= SOURCE DATA =
• • • • •
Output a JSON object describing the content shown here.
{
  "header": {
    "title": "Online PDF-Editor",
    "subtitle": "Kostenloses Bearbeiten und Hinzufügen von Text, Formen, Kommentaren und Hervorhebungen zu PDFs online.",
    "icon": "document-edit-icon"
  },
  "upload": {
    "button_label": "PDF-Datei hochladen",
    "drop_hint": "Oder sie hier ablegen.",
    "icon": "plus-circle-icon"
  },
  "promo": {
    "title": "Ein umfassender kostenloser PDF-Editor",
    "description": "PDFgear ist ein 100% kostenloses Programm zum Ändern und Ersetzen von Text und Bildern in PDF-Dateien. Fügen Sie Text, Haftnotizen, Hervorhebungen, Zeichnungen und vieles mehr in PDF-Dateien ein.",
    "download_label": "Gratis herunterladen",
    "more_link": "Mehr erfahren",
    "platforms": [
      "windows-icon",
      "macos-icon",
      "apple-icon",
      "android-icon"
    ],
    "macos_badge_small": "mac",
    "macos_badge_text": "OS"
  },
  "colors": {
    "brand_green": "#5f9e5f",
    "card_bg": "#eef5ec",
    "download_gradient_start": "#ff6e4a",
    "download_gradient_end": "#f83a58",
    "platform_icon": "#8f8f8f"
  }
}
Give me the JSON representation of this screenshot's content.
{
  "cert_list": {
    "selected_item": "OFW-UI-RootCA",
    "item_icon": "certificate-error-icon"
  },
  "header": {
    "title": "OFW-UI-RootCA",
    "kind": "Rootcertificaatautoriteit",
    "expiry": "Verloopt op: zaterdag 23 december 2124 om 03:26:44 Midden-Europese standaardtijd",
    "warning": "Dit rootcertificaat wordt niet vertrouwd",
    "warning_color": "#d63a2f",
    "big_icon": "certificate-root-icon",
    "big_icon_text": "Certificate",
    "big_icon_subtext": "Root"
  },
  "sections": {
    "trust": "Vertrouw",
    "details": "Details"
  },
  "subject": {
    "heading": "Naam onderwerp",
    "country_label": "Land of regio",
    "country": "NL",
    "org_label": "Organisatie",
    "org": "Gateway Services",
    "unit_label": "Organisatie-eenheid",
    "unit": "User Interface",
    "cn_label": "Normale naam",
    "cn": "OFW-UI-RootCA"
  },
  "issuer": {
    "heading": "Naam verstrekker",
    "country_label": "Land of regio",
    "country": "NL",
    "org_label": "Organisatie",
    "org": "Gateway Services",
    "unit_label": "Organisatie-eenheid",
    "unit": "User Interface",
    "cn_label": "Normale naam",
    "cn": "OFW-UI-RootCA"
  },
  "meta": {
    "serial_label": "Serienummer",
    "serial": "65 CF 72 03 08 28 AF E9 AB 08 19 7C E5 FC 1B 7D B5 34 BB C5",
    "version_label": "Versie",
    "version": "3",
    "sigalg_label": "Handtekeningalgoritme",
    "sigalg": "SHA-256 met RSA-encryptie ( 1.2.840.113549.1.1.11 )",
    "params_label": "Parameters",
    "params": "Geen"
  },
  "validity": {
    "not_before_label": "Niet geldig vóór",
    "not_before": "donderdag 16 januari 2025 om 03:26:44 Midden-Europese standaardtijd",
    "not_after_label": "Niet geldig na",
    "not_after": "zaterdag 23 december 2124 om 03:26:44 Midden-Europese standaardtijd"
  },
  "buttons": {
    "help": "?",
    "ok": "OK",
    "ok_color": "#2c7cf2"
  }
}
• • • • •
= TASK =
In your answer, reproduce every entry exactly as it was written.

= SOLUTION FOR THIS EXERCISE =
Output a JSON object describing the content shown here.
{
  "header": {
    "title": "Online PDF-Editor",
    "subtitle": "Kostenloses Bearbeiten und Hinzufügen von Text, Formen, Kommentaren und Hervorhebungen zu PDFs online.",
    "icon": "document-edit-icon"
  },
  "upload": {
    "button_label": "PDF-Datei hochladen",
    "drop_hint": "Oder sie hier ablegen.",
    "icon": "plus-circle-icon"
  },
  "promo": {
    "title": "Ein umfassender kostenloser PDF-Editor",
    "description": "PDFgear ist ein 100% kostenloses Programm zum Ändern und Ersetzen von Text und Bildern in PDF-Dateien. Fügen Sie Text, Haftnotizen, Hervorhebungen, Zeichnungen und vieles mehr in PDF-Dateien ein.",
    "download_label": "Gratis herunterladen",
    "more_link": "Mehr erfahren",
    "platforms": [
      "windows-icon",
      "macos-icon",
      "apple-icon",
      "android-icon"
    ],
    "macos_badge_small": "mac",
    "macos_badge_text": "OS"
  },
  "colors": {
    "brand_green": "#5f9e5f",
    "card_bg": "#eef5ec",
    "download_gradient_start": "#ff6e4a",
    "download_gradient_end": "#f83a58",
    "platform_icon": "#8f8f8f"
  }
}
Give me the JSON representation of this screenshot's content.
{
  "cert_list": {
    "selected_item": "OFW-UI-RootCA",
    "item_icon": "certificate-error-icon"
  },
  "header": {
    "title": "OFW-UI-RootCA",
    "kind": "Rootcertificaatautoriteit",
    "expiry": "Verloopt op: zaterdag 23 december 2124 om 03:26:44 Midden-Europese standaardtijd",
    "warning": "Dit rootcertificaat wordt niet vertrouwd",
    "warning_color": "#d63a2f",
    "big_icon": "certificate-root-icon",
    "big_icon_text": "Certificate",
    "big_icon_subtext": "Root"
  },
  "sections": {
    "trust": "Vertrouw",
    "details": "Details"
  },
  "subject": {
    "heading": "Naam onderwerp",
    "country_label": "Land of regio",
    "country": "NL",
    "org_label": "Organisatie",
    "org": "Gateway Services",
    "unit_label": "Organisatie-eenheid",
    "unit": "User Interface",
    "cn_label": "Normale naam",
    "cn": "OFW-UI-RootCA"
  },
  "issuer": {
    "heading": "Naam verstrekker",
    "country_label": "Land of regio",
    "country": "NL",
    "org_label": "Organisatie",
    "org": "Gateway Services",
    "unit_label": "Organisatie-eenheid",
    "unit": "User Interface",
    "cn_label": "Normale naam",
    "cn": "OFW-UI-RootCA"
  },
  "meta": {
    "serial_label": "Serienummer",
    "serial": "65 CF 72 03 08 28 AF E9 AB 08 19 7C E5 FC 1B 7D B5 34 BB C5",
    "version_label": "Versie",
    "version": "3",
    "sigalg_label": "Handtekeningalgoritme",
    "sigalg": "SHA-256 met RSA-encryptie ( 1.2.840.113549.1.1.11 )",
    "params_label": "Parameters",
    "params": "Geen"
  },
  "validity": {
    "not_before_label": "Niet geldig vóór",
    "not_before": "donderdag 16 januari 2025 om 03:26:44 Midden-Europese standaardtijd",
    "not_after_label": "Niet geldig na",
    "not_after": "zaterdag 23 december 2124 om 03:26:44 Midden-Europese standaardtijd"
  },
  "buttons": {
    "help": "?",
    "ok": "OK",
    "ok_color": "#2c7cf2"
  }
}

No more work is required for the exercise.